George Hook: 'Kyle's dispatch rider' redefined role of No 7 and attitudes to fitness
Published 25/04/2015 | 02:30
The Band of Brothers that is the survivors of Ireland's Grand Slam of 1948 was reduced by one last Tuesday when Jim McCarthy died aged 90.
Bertie O'Hanlon, Paddy Reid and rugby and soccer international Mick O'Flanagan are the remaining standard bearers.
If Donegal-born Dave Gallaher, captain of the 1905 New Zealand 'Originals', is credited with inventing the role of the openside flanker, then McCarthy defined and refined it for Irish consumption.
At 12st 7lbs (80 kilos), McCarthy was a light-weight, even by the standards of the time. Realising that he would be deemed too small for international rugby, he embarked on a training regime that was brutal even by the standards of long-distance runners. He became the fittest rugby player not just in Ireland but probably in Europe.
The result was that contemporary newspaper reports remarked that "the red-headed flanker appeared to be everywhere".
The Dolphin man was helped by the then off-side law, which was the position of the ball rather than the hindmost foot, as of now.
McCarthy barely deigned to bind on the scrum or remain in contact at the lineout, preferring to roam the open field, with World War Two veteran Bill McKay handling the close-in battles and Jack Kyle heading off towards the corner flag as a last line of defence.
Opposing No 10s simultaneously received the ball and McCarthy, prompting regular allegations of offside against the Irishman. Cliff Morgan, the great Welsh out-half put it thus: "McCarthy was not born offside, he was offside in the womb."

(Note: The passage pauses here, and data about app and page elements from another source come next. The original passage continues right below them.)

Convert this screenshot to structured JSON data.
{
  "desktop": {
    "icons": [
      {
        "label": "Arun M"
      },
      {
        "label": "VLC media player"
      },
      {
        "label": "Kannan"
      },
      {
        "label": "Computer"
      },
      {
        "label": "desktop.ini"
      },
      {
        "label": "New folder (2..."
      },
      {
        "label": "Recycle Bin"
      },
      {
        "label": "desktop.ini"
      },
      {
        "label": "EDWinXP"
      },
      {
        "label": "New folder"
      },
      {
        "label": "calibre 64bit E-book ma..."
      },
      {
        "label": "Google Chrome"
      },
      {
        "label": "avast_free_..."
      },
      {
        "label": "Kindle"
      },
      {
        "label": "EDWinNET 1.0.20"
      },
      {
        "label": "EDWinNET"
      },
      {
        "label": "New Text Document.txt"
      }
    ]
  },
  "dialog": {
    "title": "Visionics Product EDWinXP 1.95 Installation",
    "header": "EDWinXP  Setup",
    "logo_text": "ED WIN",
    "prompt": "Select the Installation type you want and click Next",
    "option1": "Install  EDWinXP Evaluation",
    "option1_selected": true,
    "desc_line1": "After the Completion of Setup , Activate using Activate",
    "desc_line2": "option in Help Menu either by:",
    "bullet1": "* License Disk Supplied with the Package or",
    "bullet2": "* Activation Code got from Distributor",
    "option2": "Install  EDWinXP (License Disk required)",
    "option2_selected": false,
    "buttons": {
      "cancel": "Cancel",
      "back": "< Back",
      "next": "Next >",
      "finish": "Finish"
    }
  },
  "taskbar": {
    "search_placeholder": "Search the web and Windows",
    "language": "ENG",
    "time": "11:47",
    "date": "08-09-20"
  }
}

Although the Irish back-row of McKay and himself did not play open and blind, preferring to play left and right, the Dolphin man's telepathic understanding with his fly-half, earned him the title of 'Kyle's dispatch rider', never more obvious than in Swansea in 1949 when he scored the winning try against Wales to secure Ireland's second successive Triple Crown.
McCarthy, like all great players went where the ball would be, rather than where it was. Kyle had broken down the left and the flanker went towards the posts knowing that his fly half would cross-kick rather than die with the ball. He duly leaped high against the opposing full-back and fell over the line with the ball.
It was one of eight tries in 28 appearances for Ireland. Although he did not play in a Test match on the 1950 Lions tour to New Zealand he scored four tries in 12 matches, although that paled against McKay's astonishing tally of ten.
He also captained Ireland and finished his international career as leader against England in 1955.
That Lions tour was important for personal reasons. The team travelled by boat to the southern hemisphere and 'Jim Mac' was inconsolable in the cabin he shared with McKay and Kyle. He had met Pat O'Gorman, prima-ballerina with the Cork Ballet Company just before he left and was hopelessly in love.
Jim confided to his team-mates that he feared she might not wait six months until he returned from the tour. Not only did Pat wait but she remained his wife and primary care-giver to the end of his life. She survives him, as do six of his seven children. One daughter, Richelle, pre-deceased him.
Jim McCarthy was generous and thoughtful. In 1950, Tom Clifford, who was a simple working class man from Limerick was selected for the Lions tour. The Corkman unobtrusively looked after his Munster colleague on a six-month odyssey that would have placed a strain on Clifford's finances.
When the inter-provincial campaign resumed after the war, McCarthy instigated the idea of bringing kitbags full of eggs, sausages and rashers to his opponents in Ulster, where wartime rationing was still in force.
That was no mean feat at a time when there were eagle-eyed customs men on both sides of the border and it took three weeks to get permission to bring a car north.
For many years, my grandmother was the domestic help to the McCarthy family. After she retired, 'Jim Mac' brought her a Christmas gift every year until her death. It was typical of a man who was also full of fun and delighted in finding obtuse film questions to stump his friend, movie buff Redmond O'Donoghue at Waterford Glass.
In his later years his memory began to fail but my last meeting with him was at an RTE lunch before the Wales game in 2009. It was a reunion of the old Grand Slammers and in the company of Reid, O'Hanlon and the Jimmy Nelson, McCarthy was sharp as a tack.
This week Cork, Dolphin and Munster mourned.